### Task instructions
Scan the lines below for the word "icon". Copy each line you find it in.

Entries from a dataset of interfaces
··········

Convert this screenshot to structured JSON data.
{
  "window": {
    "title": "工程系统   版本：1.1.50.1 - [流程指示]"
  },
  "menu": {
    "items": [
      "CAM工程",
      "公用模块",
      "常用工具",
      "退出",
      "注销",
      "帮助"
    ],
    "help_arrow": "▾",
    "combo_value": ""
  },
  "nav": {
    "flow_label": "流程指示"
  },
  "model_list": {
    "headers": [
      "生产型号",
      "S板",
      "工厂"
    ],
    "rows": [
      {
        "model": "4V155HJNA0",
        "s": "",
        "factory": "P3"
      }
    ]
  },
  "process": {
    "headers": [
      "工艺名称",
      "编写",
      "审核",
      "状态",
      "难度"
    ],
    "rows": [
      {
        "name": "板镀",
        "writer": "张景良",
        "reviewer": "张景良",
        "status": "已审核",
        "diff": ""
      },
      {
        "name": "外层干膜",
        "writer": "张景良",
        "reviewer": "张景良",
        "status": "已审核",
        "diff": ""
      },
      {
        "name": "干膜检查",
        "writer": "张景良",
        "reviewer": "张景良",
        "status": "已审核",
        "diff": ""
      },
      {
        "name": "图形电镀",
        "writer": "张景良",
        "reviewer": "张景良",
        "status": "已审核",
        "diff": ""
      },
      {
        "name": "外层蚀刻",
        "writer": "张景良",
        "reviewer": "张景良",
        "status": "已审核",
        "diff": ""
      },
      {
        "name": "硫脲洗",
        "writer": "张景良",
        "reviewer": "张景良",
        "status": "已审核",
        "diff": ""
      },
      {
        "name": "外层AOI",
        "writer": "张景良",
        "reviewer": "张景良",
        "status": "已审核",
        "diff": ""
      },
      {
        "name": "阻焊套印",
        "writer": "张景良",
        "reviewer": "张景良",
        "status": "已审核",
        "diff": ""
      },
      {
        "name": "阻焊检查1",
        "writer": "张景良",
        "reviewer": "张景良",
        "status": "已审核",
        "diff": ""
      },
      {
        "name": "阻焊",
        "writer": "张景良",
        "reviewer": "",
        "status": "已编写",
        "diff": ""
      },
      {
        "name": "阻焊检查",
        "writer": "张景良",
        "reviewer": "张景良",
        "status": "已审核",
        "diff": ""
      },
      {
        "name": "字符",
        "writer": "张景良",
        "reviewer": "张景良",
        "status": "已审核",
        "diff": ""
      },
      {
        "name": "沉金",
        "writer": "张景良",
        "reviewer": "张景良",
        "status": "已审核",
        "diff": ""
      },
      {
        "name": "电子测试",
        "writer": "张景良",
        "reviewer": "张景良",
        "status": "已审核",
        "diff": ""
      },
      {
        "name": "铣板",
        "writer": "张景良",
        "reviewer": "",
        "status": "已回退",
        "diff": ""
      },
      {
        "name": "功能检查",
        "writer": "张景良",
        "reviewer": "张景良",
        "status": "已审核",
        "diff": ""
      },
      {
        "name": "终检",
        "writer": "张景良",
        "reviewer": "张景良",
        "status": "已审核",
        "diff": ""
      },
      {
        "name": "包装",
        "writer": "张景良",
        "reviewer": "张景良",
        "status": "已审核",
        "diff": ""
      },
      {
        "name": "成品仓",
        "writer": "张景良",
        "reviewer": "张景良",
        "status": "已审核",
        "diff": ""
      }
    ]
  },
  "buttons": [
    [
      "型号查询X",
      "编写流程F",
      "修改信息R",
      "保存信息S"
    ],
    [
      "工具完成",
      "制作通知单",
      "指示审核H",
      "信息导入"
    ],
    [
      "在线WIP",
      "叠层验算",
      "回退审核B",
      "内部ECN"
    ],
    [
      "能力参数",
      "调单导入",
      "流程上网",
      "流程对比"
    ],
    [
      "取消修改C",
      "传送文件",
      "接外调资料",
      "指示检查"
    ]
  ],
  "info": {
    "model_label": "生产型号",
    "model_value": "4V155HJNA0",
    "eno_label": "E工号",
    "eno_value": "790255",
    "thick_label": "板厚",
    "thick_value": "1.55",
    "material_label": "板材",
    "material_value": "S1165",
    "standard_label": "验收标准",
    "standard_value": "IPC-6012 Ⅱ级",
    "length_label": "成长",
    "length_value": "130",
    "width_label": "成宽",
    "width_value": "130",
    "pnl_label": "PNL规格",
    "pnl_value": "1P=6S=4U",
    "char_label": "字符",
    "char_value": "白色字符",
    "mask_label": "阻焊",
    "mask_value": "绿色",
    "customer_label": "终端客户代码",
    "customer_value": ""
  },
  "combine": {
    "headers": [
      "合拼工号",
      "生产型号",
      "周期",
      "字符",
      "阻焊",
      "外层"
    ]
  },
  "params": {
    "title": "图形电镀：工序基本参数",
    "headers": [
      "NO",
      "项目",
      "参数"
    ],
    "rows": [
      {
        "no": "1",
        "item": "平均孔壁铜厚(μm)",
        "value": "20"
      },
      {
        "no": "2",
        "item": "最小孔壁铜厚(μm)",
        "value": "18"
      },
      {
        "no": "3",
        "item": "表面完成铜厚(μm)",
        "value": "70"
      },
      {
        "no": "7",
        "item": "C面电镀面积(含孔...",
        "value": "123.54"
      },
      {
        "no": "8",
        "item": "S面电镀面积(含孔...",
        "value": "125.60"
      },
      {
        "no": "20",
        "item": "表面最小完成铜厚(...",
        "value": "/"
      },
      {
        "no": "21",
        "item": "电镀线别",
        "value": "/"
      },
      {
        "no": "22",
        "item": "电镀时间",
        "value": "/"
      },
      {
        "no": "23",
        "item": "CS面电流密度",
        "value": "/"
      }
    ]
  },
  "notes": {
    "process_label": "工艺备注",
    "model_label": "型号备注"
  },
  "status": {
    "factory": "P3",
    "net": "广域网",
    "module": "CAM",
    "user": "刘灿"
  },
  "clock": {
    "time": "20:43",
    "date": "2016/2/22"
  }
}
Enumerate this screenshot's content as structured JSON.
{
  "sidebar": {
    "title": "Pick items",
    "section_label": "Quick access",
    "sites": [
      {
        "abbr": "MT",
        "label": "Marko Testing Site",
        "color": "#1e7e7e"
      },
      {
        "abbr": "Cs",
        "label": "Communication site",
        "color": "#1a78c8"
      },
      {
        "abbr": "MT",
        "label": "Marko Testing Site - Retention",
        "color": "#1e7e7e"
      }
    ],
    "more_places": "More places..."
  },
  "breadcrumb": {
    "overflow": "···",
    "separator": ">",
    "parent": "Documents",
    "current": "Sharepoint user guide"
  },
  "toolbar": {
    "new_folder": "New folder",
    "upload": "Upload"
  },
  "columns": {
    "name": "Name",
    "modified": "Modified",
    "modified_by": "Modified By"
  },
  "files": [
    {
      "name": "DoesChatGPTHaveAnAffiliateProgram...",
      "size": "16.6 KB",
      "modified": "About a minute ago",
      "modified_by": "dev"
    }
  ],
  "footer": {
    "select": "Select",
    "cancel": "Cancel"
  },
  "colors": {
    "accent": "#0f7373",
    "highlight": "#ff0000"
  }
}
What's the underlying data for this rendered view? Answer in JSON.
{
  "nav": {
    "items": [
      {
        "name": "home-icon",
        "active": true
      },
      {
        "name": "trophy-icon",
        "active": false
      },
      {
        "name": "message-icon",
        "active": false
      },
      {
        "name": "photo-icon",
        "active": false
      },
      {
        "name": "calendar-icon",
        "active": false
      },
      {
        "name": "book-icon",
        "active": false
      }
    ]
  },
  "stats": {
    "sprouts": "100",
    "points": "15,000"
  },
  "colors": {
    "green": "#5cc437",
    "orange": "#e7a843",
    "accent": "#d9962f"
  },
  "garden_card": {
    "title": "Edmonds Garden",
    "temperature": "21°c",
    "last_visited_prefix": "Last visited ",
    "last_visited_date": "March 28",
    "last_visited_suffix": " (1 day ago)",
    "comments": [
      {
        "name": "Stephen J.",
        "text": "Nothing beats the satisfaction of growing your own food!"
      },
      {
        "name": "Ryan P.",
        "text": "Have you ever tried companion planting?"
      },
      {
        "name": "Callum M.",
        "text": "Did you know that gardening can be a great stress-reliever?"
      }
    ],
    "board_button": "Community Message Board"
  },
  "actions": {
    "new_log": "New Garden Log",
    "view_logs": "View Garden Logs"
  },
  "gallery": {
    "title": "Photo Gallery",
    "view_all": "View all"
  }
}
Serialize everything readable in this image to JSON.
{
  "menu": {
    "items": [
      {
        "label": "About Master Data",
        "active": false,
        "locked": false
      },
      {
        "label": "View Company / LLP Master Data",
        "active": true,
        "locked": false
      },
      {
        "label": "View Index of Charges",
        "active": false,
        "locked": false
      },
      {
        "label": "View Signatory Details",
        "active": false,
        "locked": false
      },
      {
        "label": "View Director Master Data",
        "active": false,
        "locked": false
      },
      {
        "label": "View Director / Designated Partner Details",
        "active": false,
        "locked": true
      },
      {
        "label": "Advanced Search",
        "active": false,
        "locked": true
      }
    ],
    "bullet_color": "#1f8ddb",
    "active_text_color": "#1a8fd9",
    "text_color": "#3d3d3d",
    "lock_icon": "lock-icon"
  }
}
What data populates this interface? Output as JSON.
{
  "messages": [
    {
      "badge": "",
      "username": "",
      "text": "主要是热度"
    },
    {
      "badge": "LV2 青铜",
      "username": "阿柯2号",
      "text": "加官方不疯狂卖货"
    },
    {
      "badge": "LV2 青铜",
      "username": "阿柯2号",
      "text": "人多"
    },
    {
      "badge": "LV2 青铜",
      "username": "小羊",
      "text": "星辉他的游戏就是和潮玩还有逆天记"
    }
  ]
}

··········

### Task response
        "name": "home-icon",
        "name": "trophy-icon",
        "name": "message-icon",
        "name": "photo-icon",
        "name": "calendar-icon",
        "name": "book-icon",
    "lock_icon": "lock-icon"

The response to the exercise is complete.